What you will do:
Run through the records and show each line that includes the string "brightness".

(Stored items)
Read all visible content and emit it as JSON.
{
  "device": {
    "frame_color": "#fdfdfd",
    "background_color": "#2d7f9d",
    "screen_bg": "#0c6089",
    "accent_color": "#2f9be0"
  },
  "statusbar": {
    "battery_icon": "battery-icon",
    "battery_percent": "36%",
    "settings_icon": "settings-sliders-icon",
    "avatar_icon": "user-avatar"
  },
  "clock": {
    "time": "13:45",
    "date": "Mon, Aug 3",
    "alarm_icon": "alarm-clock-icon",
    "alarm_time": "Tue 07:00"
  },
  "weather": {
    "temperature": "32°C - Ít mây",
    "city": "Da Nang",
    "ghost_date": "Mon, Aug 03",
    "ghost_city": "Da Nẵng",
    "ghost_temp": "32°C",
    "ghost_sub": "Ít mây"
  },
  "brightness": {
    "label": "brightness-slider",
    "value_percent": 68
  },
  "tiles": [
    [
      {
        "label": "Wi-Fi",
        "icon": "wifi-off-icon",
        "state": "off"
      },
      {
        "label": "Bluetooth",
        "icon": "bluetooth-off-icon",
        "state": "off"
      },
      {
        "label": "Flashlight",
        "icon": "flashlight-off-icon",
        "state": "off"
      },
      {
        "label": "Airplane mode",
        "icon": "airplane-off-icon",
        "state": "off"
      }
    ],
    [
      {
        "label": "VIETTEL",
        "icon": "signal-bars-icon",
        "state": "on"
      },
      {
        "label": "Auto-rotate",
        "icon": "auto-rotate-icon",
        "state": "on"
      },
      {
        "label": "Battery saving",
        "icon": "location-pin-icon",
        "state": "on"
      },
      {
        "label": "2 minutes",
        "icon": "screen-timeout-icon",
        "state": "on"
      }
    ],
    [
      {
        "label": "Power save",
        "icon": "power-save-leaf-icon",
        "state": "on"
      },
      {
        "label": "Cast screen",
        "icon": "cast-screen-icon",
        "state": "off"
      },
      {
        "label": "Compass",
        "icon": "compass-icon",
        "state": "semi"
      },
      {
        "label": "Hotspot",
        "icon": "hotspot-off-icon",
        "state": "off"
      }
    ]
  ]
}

Written response:
  "brightness": {
    "label": "brightness-slider",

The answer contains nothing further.